Jim Lentz, president and CEO of Toyota Motor Sales, did make an attempt at reeling back in the story by appearing on the Today Show with host Matt Lauer, one of several TV and radio stops made that day in an effort to quell the rising frenzy. No luck. For a guy covering sextuplets and travel destinations, Mr. Lauer deftly put the thumbscrews to Mr. Lentz, whose answers rang more as coached than genuine.
And it kept coming. The last lesson of a crisis with this magnitude is that there always are aftershocks.
The first of these aftershocks came from U.S. Transportation Secretary Ray LaHood. In an interview, LaHood suggested that Toyota owners should consider not driving their cars. In the context of the interview, the comment was offhanded; clearly not a prescription or a remedy being endorsed by the federal government. LaHood later retracted his comment, offering further clarification. But the damage was done and out of the interview, the media focused on the sound bite that made the biggest headline.

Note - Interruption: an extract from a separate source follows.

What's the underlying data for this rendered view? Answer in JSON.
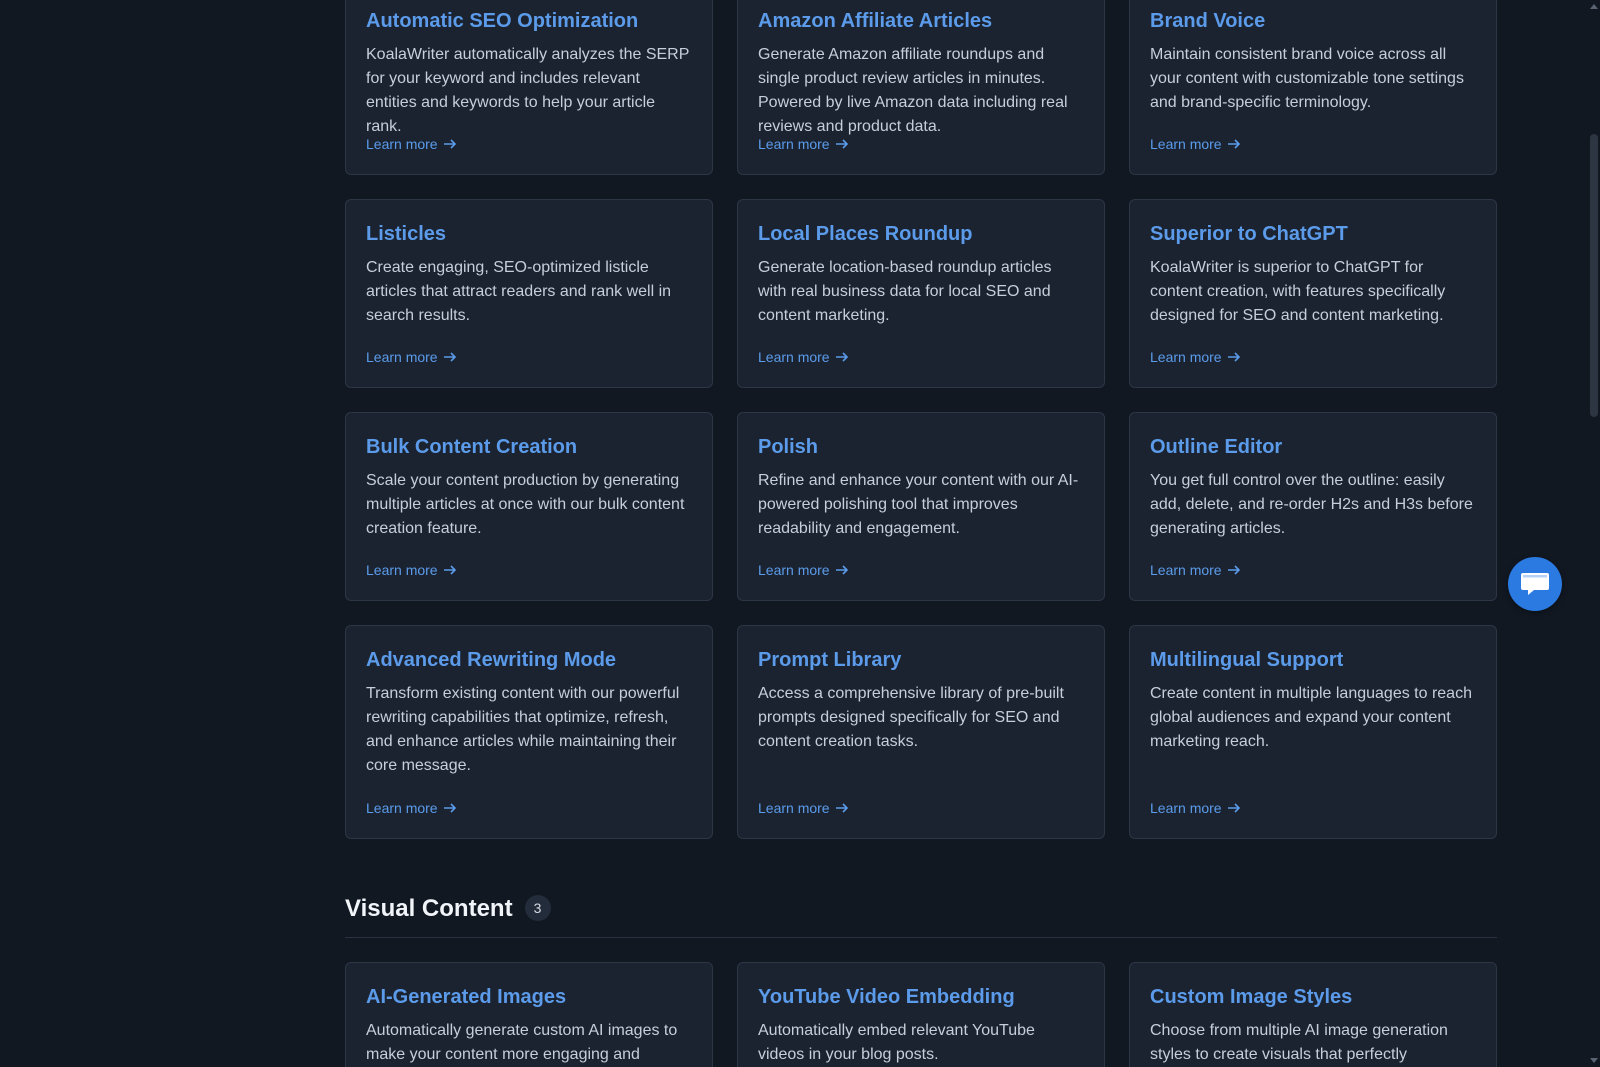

Next came the revelation that the antilock braking system on the Prius was under a recall too, adding another log on the fire and threatening one of Toyota’s most valuable and successful models from a brand perspective.
Had Toyota’s voice been out in front of the discussion, these corollary issues would have been muted, but because the media was driving the bus, each problem amplified the original acceleration problem. Even with no direct link between the Prius brakes and the larger throttle problem, the media made the connection declaring a wider, more systemic breakdown at Toyota.
And that is unlikely. Toyota has led the approach to – and results in – quality for decades. It would be irresponsible to marginalize these quality issues in the light of the fatalities that resulted. But there have been much larger recalls. Ford’s 1996 recall for a faulty ignition switch still ranks at the top of the list, and the Firestone tire debacle also ranks as one of the most publicized recall episodes in automotive history. But in these cases, Ford was out in front of each issue. Bill Ford himself was on the television attempting to reassure customers during the tire recall that the company was taking every measure to resolve the problem quickly and safely.
And GM. Having walked over hot coals last summer through their bankruptcy to emerge not only intact from a brand perspective but actually gaining ground in the public eye is the result of herculean efforts from their communications machine. The value of the results probably can be quantified with some clever math. And I would bet they are in the billions.
Toyota does now have a “mea culpa” marketing program running in an attempt to repair the damage. But the story still is resonating on the front page of newspapers and the lead in news broadcasts. The longer the story stays current, the harder it will be for dealers to get cars off of their lots. As a result, Toyota now is trying to run with big cash incentives to get buyers back. Just ask General Motors how that strategy plays out in the long run.
Is it fair to penalize Toyota for not having experience with recalls? Probably not. But Toyota is the largest car company in the world today (for the moment) and even if the excuse is having gotten it right for the last 50 years, a company of this size and scope has to have all of its disciplines executing at the highest level to stay that way.
It’s time for Toyota to learn once again from a pivotal moment in their brand’s history, and create a culture that allows the company to open up clear and frank dialogue with its customers and from people at the execution level, not executive. It will be an absolute must if they plan to hold on to that number one spot … that is, if they want it anymore.